Also note where I say I have many years experience without pinning down a number. In most cases the answer is more than 20 years! Yikes! An employer can guess I’m at least 40 if I put that down. Pass!
Recapping tips for older jobseekers
- Polish your resume. Don’t use an old fashioned resume.
- Avoid years on your resume, such as your graduation or jobs you held more than 20 years ago.
- Trim your experience to show no more than 10 years.
- Remove unrelated experience not applicable to the job you’re applying to.
- Use a functional resume that lists skills and experience instead of a chronological resume that lists past jobs in date order.
- Show you’re connected and list social media links (but only if they’re professional!)
- Prove you know how to follow directions. Don’t drop off a resume if it says to email one.
- Bring a copy of your resume to interviews. It might have suffered formatting errors when uploading to a webpage.
- It’s illegal to discriminate job applicants based on age, but if an employer can guesstimate your age from the resume, many won’t contact you for an interview.

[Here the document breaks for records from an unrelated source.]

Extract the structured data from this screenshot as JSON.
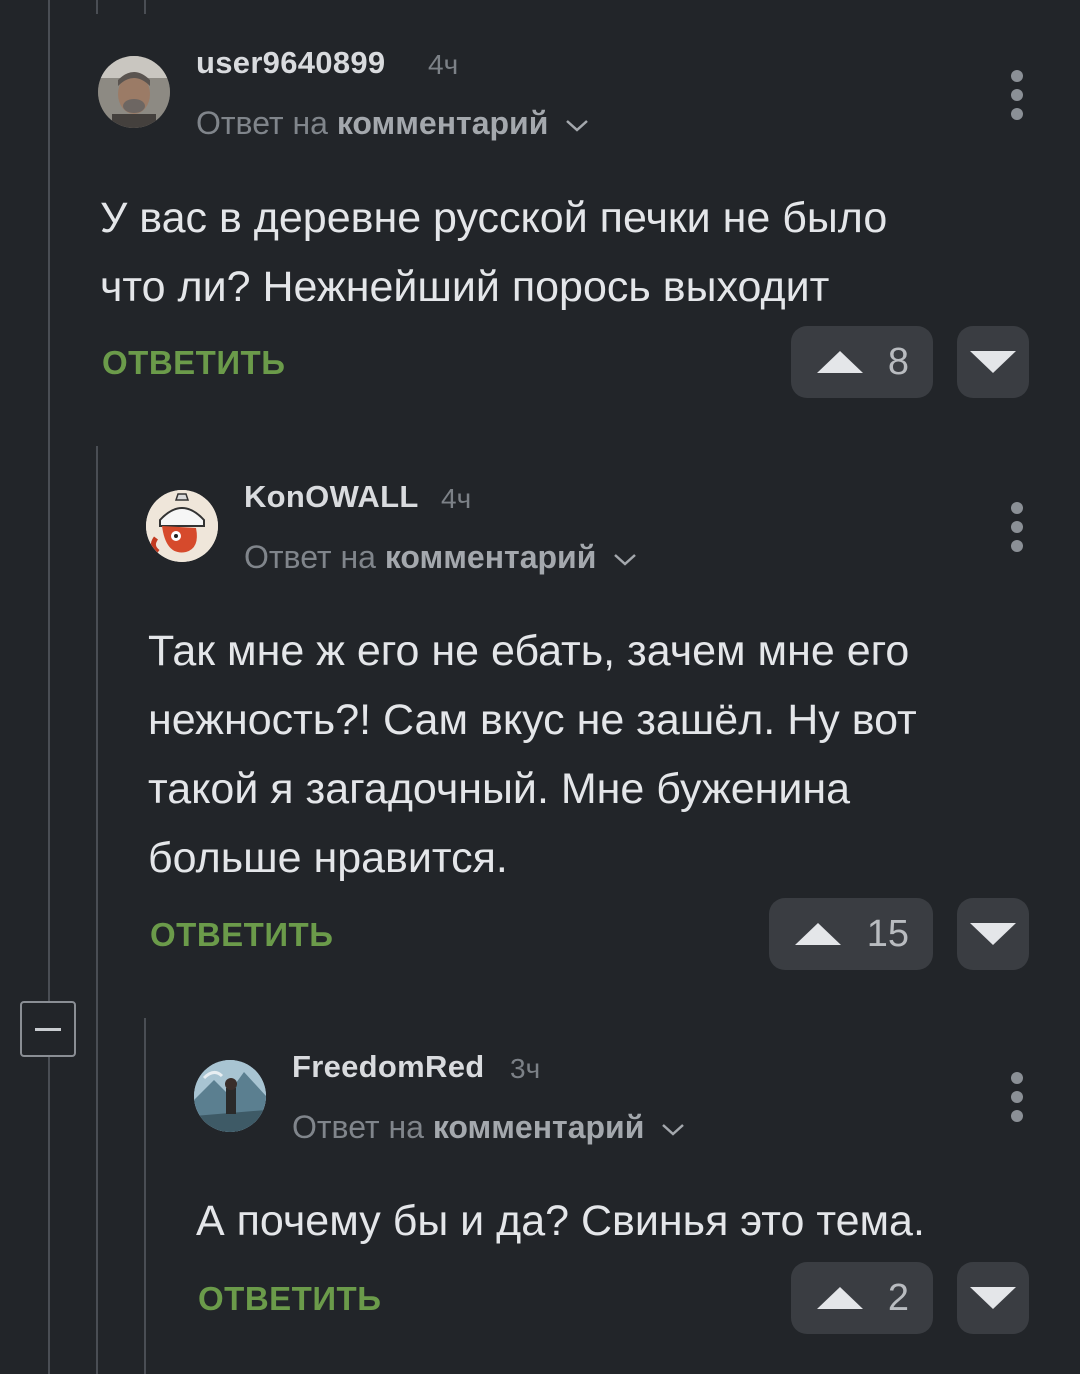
{
  "comments": [
    {
      "username": "user9640899",
      "time": "4ч",
      "reply_prefix": "Ответ на",
      "reply_target": "комментарий",
      "text_lines": [
        "У вас в деревне русской печки не было",
        "что ли? Нежнейший порось выходит"
      ],
      "reply_label": "ОТВЕТИТЬ",
      "votes": "8"
    },
    {
      "username": "KonOWALL",
      "time": "4ч",
      "reply_prefix": "Ответ на",
      "reply_target": "комментарий",
      "text_lines": [
        "Так мне ж его не ебать, зачем мне его",
        "нежность?! Сам вкус не зашёл. Ну вот",
        "такой я загадочный. Мне буженина",
        "больше нравится."
      ],
      "reply_label": "ОТВЕТИТЬ",
      "votes": "15"
    },
    {
      "username": "FreedomRed",
      "time": "3ч",
      "reply_prefix": "Ответ на",
      "reply_target": "комментарий",
      "text_lines": [
        "А почему бы и да? Свинья это тема."
      ],
      "reply_label": "ОТВЕТИТЬ",
      "votes": "2"
    }
  ],
  "icons": {
    "upvote": "triangle-up-icon",
    "downvote": "triangle-down-icon",
    "menu": "kebab-menu-icon",
    "collapse": "minus-icon",
    "chevron": "chevron-down-icon"
  },
  "colors": {
    "background": "#222529",
    "reply_button": "#6b9b4a",
    "vote_button": "#3a3d42"
  }
}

Stay safe. It is not important to have your actual address on your resume and cover letter. Don’t provide references until after the interview process and the hiring manager asks for them. (Yay! You’re in the final round of being considered!) It is also not required to give your birth date, social insurance number or social security number until you’re officially hired. Same with your banking information for direct deposit on pay day. With the amount of scams going on, be safe and only give out this information when you know you’ve been hired by a legitimate employer.